The health of the larger not stocked area is "a simple indicator of sustainability for all the forestland for which the forests ministry is mandated by law to manage for soil, water, biodiversity and additional values other than just timber," he said.
The forest ministry has not yet provided its own estimate, he noted.
Renewable jobs possible: Simpson
Two weeks ago The Tyee published an editorial by the NDP's Macdonald on these issues.
It drew a response from Al Gorley, the chair of the Forest Practices Board, which stressed that the debate about reforestation should be less about numbers and more about how the public wants Crown forests to be managed.
"Board staff are now in the process of considering what strategic issues may exist concerning the amount of [Not Satisfactorily Restocked] and what government is, or ought to be, doing in response," he wrote. "Once that analysis is done, the Board will be in a position to provide its findings and conclusions in a report that will be published for all to see."

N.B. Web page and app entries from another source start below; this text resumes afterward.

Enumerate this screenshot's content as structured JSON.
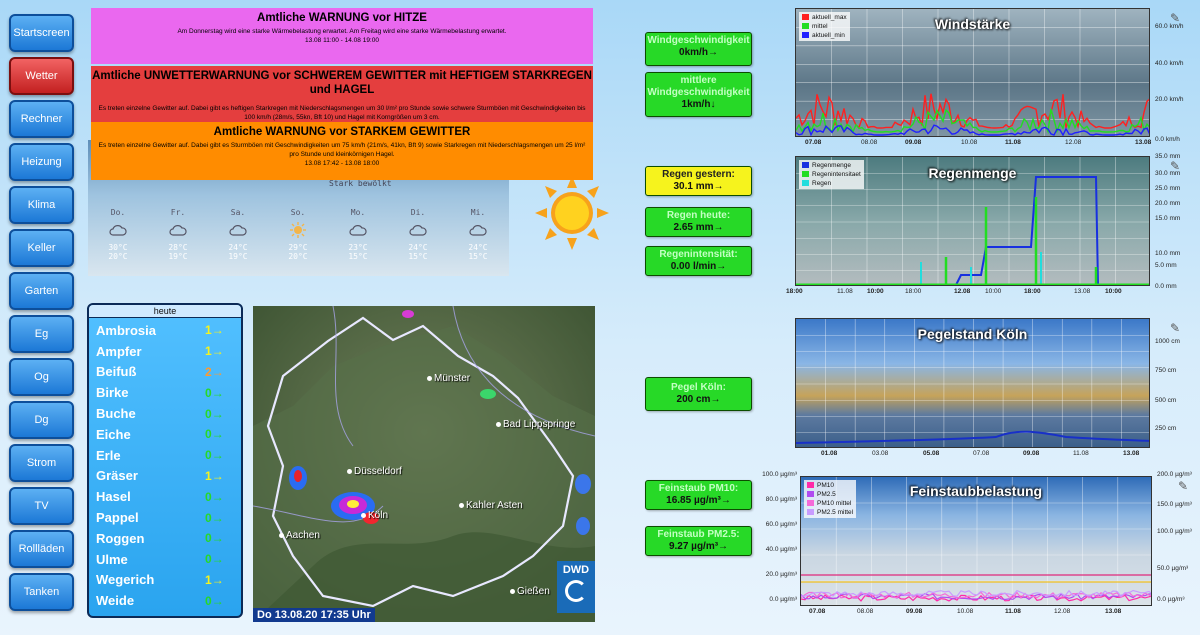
{
  "nav": [
    "Startscreen",
    "Wetter",
    "Rechner",
    "Heizung",
    "Klima",
    "Keller",
    "Garten",
    "Eg",
    "Og",
    "Dg",
    "Strom",
    "TV",
    "Rollläden",
    "Tanken"
  ],
  "nav_active": 1,
  "warnings": [
    {
      "title": "Amtliche WARNUNG vor HITZE",
      "text": "Am Donnerstag wird eine starke Wärmebelastung erwartet. Am Freitag wird eine starke Wärmebelastung erwartet.",
      "time": "13.08 11:00 - 14.08 19:00",
      "color": "#ea68ef"
    },
    {
      "title": "Amtliche UNWETTERWARNUNG vor SCHWEREM GEWITTER mit HEFTIGEM STARKREGEN und HAGEL",
      "text": "Es treten einzelne Gewitter auf. Dabei gibt es heftigen Starkregen mit Niederschlagsmengen um 30 l/m² pro Stunde sowie schwere Sturmböen mit Geschwindigkeiten bis 100 km/h (28m/s, 55kn, Bft 10) und Hagel mit Korngrößen um 3 cm.",
      "time": "",
      "color": "#e43e3e"
    },
    {
      "title": "Amtliche WARNUNG vor STARKEM GEWITTER",
      "text": "Es treten einzelne Gewitter auf. Dabei gibt es Sturmböen mit Geschwindigkeiten um 75 km/h (21m/s, 41kn, Bft 9) sowie Starkregen mit Niederschlagsmengen um 25 l/m² pro Stunde und kleinkörnigen Hagel.",
      "time": "13.08 17:42 - 13.08 18:00",
      "color": "#ff8c00"
    }
  ],
  "forecast": {
    "current": "Stark bewölkt",
    "days": [
      {
        "day": "Do.",
        "hi": "30°C",
        "lo": "20°C",
        "icon": "cloud-icon"
      },
      {
        "day": "Fr.",
        "hi": "28°C",
        "lo": "19°C",
        "icon": "cloud-icon"
      },
      {
        "day": "Sa.",
        "hi": "24°C",
        "lo": "19°C",
        "icon": "cloud-icon"
      },
      {
        "day": "So.",
        "hi": "29°C",
        "lo": "20°C",
        "icon": "sun-icon"
      },
      {
        "day": "Mo.",
        "hi": "23°C",
        "lo": "15°C",
        "icon": "cloud-icon"
      },
      {
        "day": "Di.",
        "hi": "24°C",
        "lo": "15°C",
        "icon": "cloud-icon"
      },
      {
        "day": "Mi.",
        "hi": "24°C",
        "lo": "15°C",
        "icon": "cloud-icon"
      }
    ]
  },
  "pollen": {
    "header": "heute",
    "items": [
      {
        "name": "Ambrosia",
        "level": "1",
        "arrow": "→",
        "color": "#f6f31d"
      },
      {
        "name": "Ampfer",
        "level": "1",
        "arrow": "→",
        "color": "#f6f31d"
      },
      {
        "name": "Beifuß",
        "level": "2",
        "arrow": "→",
        "color": "#ff9a2e"
      },
      {
        "name": "Birke",
        "level": "0",
        "arrow": "→",
        "color": "#27d927"
      },
      {
        "name": "Buche",
        "level": "0",
        "arrow": "→",
        "color": "#27d927"
      },
      {
        "name": "Eiche",
        "level": "0",
        "arrow": "→",
        "color": "#27d927"
      },
      {
        "name": "Erle",
        "level": "0",
        "arrow": "→",
        "color": "#27d927"
      },
      {
        "name": "Gräser",
        "level": "1",
        "arrow": "→",
        "color": "#f6f31d"
      },
      {
        "name": "Hasel",
        "level": "0",
        "arrow": "→",
        "color": "#27d927"
      },
      {
        "name": "Pappel",
        "level": "0",
        "arrow": "→",
        "color": "#27d927"
      },
      {
        "name": "Roggen",
        "level": "0",
        "arrow": "→",
        "color": "#27d927"
      },
      {
        "name": "Ulme",
        "level": "0",
        "arrow": "→",
        "color": "#27d927"
      },
      {
        "name": "Wegerich",
        "level": "1",
        "arrow": "→",
        "color": "#f6f31d"
      },
      {
        "name": "Weide",
        "level": "0",
        "arrow": "→",
        "color": "#27d927"
      }
    ]
  },
  "radar": {
    "timestamp": "Do 13.08.20  17:35 Uhr",
    "logo": "DWD",
    "cities": [
      "Münster",
      "Bad Lippspringe",
      "Düsseldorf",
      "Köln",
      "Kahler Asten",
      "Aachen",
      "Gießen"
    ]
  },
  "info": {
    "wind_label": "Windgeschwindigkeit",
    "wind_value": "0km/h→",
    "wind_avg_label": "mittlere Windgeschwindigkeit",
    "wind_avg_value": "1km/h↓",
    "rain_yesterday_label": "Regen gestern:",
    "rain_yesterday_value": "30.1 mm→",
    "rain_today_label": "Regen heute:",
    "rain_today_value": "2.65 mm→",
    "rain_rate_label": "Regenintensität:",
    "rain_rate_value": "0.00 l/min→",
    "pegel_label": "Pegel Köln:",
    "pegel_value": "200 cm→",
    "pm10_label": "Feinstaub PM10:",
    "pm10_value": "16.85 µg/m³→",
    "pm25_label": "Feinstaub PM2.5:",
    "pm25_value": "9.27 µg/m³→"
  },
  "charts": {
    "wind": {
      "title": "Windstärke",
      "legend": [
        "aktuell_max",
        "mittel",
        "aktuell_min"
      ],
      "colors": [
        "#ff2020",
        "#22dd22",
        "#2020ff"
      ],
      "yticks": [
        "60.0 km/h",
        "40.0 km/h",
        "20.0 km/h",
        "0.0 km/h"
      ],
      "xticks": [
        "07.08",
        "08.08",
        "09.08",
        "10.08",
        "11.08",
        "12.08",
        "13.08"
      ]
    },
    "rain": {
      "title": "Regenmenge",
      "legend": [
        "Regenmenge",
        "Regenintensitaet",
        "Regen"
      ],
      "colors": [
        "#1830e0",
        "#22dd22",
        "#22dddd"
      ],
      "yticks": [
        "35.0 mm",
        "30.0 mm",
        "25.0 mm",
        "20.0 mm",
        "15.0 mm",
        "10.0 mm",
        "5.0 mm",
        "0.0 mm"
      ],
      "xticks": [
        "18:00",
        "11.08",
        "10:00",
        "18:00",
        "12.08",
        "10:00",
        "18:00",
        "13.08",
        "10:00"
      ]
    },
    "pegel": {
      "title": "Pegelstand Köln",
      "yticks": [
        "1000 cm",
        "750 cm",
        "500 cm",
        "250 cm"
      ],
      "xticks": [
        "01.08",
        "03.08",
        "05.08",
        "07.08",
        "09.08",
        "11.08",
        "13.08"
      ]
    },
    "dust": {
      "title": "Feinstaubbelastung",
      "legend": [
        "PM10",
        "PM2.5",
        "PM10 mittel",
        "PM2.5 mittel"
      ],
      "colors": [
        "#ff2aa8",
        "#b04cf0",
        "#f56ad8",
        "#c89cff"
      ],
      "yticks_left": [
        "100.0 µg/m³",
        "80.0 µg/m³",
        "60.0 µg/m³",
        "40.0 µg/m³",
        "20.0 µg/m³",
        "0.0 µg/m³"
      ],
      "yticks_right": [
        "200.0 µg/m³",
        "150.0 µg/m³",
        "100.0 µg/m³",
        "50.0 µg/m³",
        "0.0 µg/m³"
      ],
      "xticks": [
        "07.08",
        "08.08",
        "09.08",
        "10.08",
        "11.08",
        "12.08",
        "13.08"
      ]
    }
  }
}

Indpendent MLA Bob Simpson said the auditor general's report is a good place to begin the discussion on the future of forestry in the province. "I think it's a good report because I think it captures the essence of a lot of critique of the government that's been going on for a number of years," said Simpson, who represents Cariboo North. "I think they capture the guts of what needs to be done and what's not being done."
The lack of reliable data is a big problem for the ministry, especially as climate change affects the province's forests, he said. "The real lesson we take from the mountain pine beetle is a stand of timber is very susceptible to the vagaries of climate change and pests and disease."
Premier Christy Clark's jobs strategy has been based on non-renewable resources, Simpson said. It has focussed on things like natural gas and mining that will provide a short-term boom.
Forestry is at a low point now, but as a renewable resource it could provide jobs 25 years from now when the boom in other industries has passed, he said. The auditor general's report is a reminder that to make that happen the government needs to invest in the forests today, he said.